US exports to China of products covered by the Phase One deal in 2020 failed spectacularly—falling more than 40% short of the target.@ChadBown explains why the deal is a flop: https://t.co/ZdxTlVEZlb pic.twitter.com/gPMvWAGLcj
— Peterson Institute (@PIIE) February 10, 2021
Semiconductors and semiconductor manufacturing equipment, though, exceeded the target by 27 per cent, although the report said this was due to Chinese buyers, including Huawei Technologies Co., stockpiling supplies in anticipation of the US restricting exports of certain products on national security grounds.
Sales of medical products to China also hit 111 per cent of the target due to demand caused by the coronavirus pandemic.
Agricultural exports fell 18 per cent short of the target in 2020. Significant purchases of goods such as pork, corn, cotton and wheat helped, but declines in soybeans and lobsters dragged the figure down. Also as part of the deal, China lifted import restrictions on a raft of American farm goods, including poultry, pork, soybeans and barley.

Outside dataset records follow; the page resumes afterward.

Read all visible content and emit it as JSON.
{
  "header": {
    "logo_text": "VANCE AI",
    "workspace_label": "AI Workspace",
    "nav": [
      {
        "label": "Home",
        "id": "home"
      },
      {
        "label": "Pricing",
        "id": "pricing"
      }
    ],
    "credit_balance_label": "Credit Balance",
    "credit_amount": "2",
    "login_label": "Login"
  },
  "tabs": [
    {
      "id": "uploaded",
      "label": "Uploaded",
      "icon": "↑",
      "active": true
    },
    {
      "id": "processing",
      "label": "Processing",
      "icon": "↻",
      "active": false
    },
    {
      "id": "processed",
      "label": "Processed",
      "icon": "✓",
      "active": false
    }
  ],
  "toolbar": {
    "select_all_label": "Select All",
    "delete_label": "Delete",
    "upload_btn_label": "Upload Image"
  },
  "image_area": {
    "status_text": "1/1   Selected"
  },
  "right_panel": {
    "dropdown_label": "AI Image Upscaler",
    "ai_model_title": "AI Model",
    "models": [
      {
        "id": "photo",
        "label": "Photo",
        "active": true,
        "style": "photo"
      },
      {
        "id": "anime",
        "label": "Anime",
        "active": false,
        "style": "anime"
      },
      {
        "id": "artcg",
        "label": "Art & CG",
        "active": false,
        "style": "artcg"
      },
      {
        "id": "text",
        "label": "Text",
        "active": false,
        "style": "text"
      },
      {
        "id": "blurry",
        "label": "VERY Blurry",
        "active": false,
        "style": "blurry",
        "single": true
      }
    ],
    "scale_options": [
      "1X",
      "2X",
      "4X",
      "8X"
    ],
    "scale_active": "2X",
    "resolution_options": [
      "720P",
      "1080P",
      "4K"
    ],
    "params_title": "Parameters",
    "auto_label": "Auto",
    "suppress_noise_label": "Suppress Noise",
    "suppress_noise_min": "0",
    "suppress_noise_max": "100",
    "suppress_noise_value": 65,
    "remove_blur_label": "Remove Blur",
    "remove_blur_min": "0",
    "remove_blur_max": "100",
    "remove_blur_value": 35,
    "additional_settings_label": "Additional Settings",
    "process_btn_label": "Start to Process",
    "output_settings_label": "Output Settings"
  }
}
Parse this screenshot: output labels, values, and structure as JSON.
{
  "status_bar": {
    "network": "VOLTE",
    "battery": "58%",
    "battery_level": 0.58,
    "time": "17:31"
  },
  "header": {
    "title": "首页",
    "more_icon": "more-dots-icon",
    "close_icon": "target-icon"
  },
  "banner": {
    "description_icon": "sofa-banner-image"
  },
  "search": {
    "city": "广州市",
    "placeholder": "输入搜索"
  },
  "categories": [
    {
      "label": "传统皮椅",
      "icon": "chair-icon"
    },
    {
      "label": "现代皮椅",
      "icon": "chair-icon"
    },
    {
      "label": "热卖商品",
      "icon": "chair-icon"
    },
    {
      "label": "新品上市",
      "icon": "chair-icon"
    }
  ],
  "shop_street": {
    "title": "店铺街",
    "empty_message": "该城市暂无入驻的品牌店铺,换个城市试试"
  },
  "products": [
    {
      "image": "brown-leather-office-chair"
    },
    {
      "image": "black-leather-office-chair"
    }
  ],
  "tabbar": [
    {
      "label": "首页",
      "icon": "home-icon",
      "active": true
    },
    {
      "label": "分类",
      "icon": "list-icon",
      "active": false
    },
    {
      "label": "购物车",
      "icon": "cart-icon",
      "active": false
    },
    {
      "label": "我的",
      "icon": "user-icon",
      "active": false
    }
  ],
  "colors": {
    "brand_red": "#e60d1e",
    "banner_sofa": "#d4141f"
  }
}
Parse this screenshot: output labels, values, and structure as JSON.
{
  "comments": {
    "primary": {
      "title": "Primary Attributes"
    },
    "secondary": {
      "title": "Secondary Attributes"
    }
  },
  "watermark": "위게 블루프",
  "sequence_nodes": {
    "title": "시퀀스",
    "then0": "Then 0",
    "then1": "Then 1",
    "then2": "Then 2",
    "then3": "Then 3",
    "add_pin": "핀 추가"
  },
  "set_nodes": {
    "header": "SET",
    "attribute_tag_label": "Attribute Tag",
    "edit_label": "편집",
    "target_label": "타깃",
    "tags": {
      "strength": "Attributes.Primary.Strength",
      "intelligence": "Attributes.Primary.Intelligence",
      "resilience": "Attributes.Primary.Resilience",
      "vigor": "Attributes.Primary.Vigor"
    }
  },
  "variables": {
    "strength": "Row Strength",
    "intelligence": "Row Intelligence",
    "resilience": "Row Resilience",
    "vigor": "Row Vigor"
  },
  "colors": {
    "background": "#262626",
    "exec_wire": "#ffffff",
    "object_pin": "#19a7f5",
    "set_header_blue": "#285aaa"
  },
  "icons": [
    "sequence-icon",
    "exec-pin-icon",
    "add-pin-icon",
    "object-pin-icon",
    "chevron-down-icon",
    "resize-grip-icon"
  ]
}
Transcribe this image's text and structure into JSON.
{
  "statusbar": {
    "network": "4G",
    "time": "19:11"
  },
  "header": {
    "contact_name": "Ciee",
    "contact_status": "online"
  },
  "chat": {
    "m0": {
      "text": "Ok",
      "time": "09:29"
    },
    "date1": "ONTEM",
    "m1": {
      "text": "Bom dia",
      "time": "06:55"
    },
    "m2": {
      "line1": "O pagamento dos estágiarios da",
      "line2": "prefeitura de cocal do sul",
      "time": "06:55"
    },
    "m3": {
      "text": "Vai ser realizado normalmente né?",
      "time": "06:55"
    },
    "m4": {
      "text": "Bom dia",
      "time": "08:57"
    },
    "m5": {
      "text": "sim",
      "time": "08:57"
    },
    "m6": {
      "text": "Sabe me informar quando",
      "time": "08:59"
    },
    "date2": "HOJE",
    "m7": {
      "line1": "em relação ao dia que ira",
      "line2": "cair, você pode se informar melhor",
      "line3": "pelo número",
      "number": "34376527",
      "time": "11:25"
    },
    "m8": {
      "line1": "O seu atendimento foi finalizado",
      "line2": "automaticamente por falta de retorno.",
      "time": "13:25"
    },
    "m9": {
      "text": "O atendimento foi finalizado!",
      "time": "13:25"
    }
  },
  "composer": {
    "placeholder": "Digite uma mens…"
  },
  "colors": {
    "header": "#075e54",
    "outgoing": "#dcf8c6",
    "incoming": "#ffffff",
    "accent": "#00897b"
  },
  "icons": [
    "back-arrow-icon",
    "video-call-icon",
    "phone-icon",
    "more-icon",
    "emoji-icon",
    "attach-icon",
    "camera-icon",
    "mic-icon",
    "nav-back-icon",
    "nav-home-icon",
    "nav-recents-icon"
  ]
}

China’s quarterly trade surplus with US
In millions of USD
China’s imports of energy products met just 37 per cent of the commitment, the report said. Liquefied natural gas hit 89 per cent of the target, but coal hit just 14 per cent and crude oil 45 per cent. This may have been in part due to historically low oil prices over much of 2020.
How will a Joe Biden presidency impact the US-China trade war?
Before his presidential inauguration, Joe Biden confirmed he would not make any “immediate moves” to lift tariffs the Trump administration had imposed on imports of Chinese goods before a full review of the existing phase-one trade deal and consultations with US allies.
In an interview with The New York Times published at the start of December 2020, Biden said the “best China strategy” was to get all traditional US allies in Asia and Europe “on the same page”, which will be his major priority “in the opening weeks” of his presidency.
Biden said his trade policies would focus on “China’s abusive practices”, including “stealing intellectual property, dumping products, illegal subsidies to corporations” and forced technology transfers.
In February 2021, US Treasury Secretary Janet Yellen told CNBC that tariffs on China put in place by the Trump administration would be “kept in place for the moment”.
A “top-to-bottom review” of China’s trade policy by the Biden administration is set to include how to approach Trump’s phase-one trade deal with Beijing that expires at the end of 2021.
New US Trade Representative Katherine Tai said in March 2021 that a trade meeting between China and the US would take place “when the time is right”, and that US tariffs on Chinese imports would remain as “no negotiator walks away from leverage”.
Tai added in May 2021 that the review would include what to do with many expired exclusions from Section 301 tariffs on Chinese imports, noting that “time is of the essence” in completing the review.
Two sources familiar with the discussions said at the start of May that top trade negotiators from China and the Biden administration were moving towards holding their first conversation to review the phase-one trade deal.
Towards the end of May 2021, the US and the European Union issued a joint statement saying that they can partner to “hold countries like China that support trade-distorting policies to account”.
The statement was issued by Tai, US Secretary of Commerce Gina Raimondo and European Commission executive vice-president Valdis Dombrovskis.